When I was a wee lad of 23, I’d become frustrated with mountain boots that only lasted me a couple of NOLS mountaineering courses. I was working as an instructor, backpacking hundreds of miles on granite gravel and rocks, snow climbing, and even rock climbing in my big klunky leathers.
While I did practice exquisite denial about the cost of my gear, and was even then buying equipment on pro discount, I could not help but notice the cost of my boots was a good percentage of the money I made per course — coin which otherwise was destined to buy oatmeal for consumption in Yosemite. Giving up on mainstream products, I figured something custom built by Europeans in the Alps could perhaps last more than eight weeks. Specifically, the shoe makers in Kitzbuhel Austria, who I figured must possess the secret of cobbling boots that didn’t become tattered ribbons the first time they kissed Wind River granite. In a series of overseas letters and a scratchy international phone call, I ordered a pair of Haderer mountain boots, made from a tracing of my foot.
The Haderers were bomb proof.
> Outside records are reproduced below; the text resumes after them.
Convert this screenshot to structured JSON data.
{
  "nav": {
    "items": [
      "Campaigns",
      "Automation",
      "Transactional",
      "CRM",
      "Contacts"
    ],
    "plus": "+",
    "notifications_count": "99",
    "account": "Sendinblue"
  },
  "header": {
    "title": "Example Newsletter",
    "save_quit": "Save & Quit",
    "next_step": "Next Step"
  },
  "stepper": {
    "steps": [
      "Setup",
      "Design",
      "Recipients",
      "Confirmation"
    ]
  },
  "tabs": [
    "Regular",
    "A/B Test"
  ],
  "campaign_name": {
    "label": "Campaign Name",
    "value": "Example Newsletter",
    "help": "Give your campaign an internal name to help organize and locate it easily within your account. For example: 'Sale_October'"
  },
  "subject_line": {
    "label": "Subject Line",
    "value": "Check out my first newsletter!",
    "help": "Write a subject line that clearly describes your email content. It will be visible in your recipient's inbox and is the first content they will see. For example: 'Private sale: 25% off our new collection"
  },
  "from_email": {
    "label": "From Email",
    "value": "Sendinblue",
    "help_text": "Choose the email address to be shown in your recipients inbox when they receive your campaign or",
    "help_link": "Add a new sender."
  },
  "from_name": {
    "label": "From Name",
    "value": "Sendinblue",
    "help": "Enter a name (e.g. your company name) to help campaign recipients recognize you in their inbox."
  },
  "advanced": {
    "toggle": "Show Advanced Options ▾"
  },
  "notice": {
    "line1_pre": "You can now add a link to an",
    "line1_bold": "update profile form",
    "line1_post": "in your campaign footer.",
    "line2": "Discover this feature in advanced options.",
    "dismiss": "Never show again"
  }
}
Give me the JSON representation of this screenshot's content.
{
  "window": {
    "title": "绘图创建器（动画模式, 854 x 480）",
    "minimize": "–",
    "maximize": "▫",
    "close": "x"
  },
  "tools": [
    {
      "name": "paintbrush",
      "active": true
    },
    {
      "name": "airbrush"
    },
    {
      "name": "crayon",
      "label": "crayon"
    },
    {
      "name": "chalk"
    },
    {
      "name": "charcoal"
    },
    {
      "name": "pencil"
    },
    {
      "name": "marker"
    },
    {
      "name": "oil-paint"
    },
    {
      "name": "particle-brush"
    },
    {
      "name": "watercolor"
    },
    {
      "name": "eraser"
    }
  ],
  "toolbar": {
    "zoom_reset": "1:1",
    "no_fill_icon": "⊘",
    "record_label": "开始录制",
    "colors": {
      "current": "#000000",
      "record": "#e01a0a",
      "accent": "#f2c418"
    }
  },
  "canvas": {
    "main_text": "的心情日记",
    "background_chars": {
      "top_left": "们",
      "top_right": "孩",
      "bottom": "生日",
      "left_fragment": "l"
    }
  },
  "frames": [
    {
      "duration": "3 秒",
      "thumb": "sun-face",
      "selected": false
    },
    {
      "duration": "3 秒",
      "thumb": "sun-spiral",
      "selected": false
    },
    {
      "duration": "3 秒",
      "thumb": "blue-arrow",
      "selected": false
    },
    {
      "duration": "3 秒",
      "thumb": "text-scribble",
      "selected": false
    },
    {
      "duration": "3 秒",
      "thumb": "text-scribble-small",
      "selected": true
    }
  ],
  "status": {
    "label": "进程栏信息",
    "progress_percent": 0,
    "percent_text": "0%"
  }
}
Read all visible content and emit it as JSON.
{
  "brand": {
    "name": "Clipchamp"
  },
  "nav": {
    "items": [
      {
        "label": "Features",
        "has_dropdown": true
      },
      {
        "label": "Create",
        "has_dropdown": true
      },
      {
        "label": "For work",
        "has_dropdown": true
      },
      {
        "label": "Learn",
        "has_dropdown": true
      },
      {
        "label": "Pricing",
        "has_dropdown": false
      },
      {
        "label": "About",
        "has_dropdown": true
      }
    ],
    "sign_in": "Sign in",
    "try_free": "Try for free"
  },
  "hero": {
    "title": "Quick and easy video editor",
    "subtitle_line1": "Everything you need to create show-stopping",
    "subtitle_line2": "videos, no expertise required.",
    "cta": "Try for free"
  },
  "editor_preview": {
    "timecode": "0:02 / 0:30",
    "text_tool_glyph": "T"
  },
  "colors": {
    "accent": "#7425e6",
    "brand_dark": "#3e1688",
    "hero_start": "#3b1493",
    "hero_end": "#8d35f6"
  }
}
I’ve still got them for sentimental value, though the thick leather has become much too age stiffened for real-world use. Despite (or perhaps because of) their robust nature, the Haderers were never much for comfort (not to mention weighing a ton), they missed the key of in-person custom fitting, and you can only do so much with leather anyway. That’s where modern technology comes in. Whether it be ski boots are trail running shoes, touching the entire boot with a fitting process is the way to go.
This past winter, Tecnica introduced a technology in hiking boots to match the CAS Custom Adaptive Shape feature of their ski boots. While this being a fancy mouthful for the simple inclusion of lower density area of the boot that’s more easily heat punched (identified by a patch of small divots), the feature does work to make ski boots more readily heat punched, and is now featured with the Tecnica Forge collection of hiking boots.
Both Lisa and I had Tecnica Forge boots fitted last winter with the CAS system. The process involves molding a comfy footbed, then molding the actual trekking boot to your foot. The procedure was technical, clearly requiring a trained operator, but the results were excellent. I’m not sure every last trekker in the world would need this, but if you have the slightest tendency to foot issues or trouble fitting hiking boots, check it out. Below, the process in photos from a demo last winter. Lisa and I are using the boots and they’ve become go-to for both of us.
Both Lisa and I clearly got a molded boot out of the deal. In my case, left is obviously wider than the right for my more messed up foot, heel pockets feel like they were made for me. They probably won’t last as long as my Haderers, but they’re ten times more comfortable and weigh a third as much. Worth checking out.
WildSnow.com publisher emeritus and founder Lou (Louis Dawson) has a 50+ years career in climbing, backcountry skiing and ski mountaineering. He was the first person in history to ski down all 54 Colorado 14,000-foot peaks, has authored numerous books about about backcountry skiing, and has skied from the summit of Denali in Alaska, North America’s highest mountain. For more about Lou, please see his personal website at https://www.loudawson.com/ (Blogger stats: 5 foot 10 inches (178 cm) tall, 160 lbs (72574.8 grams).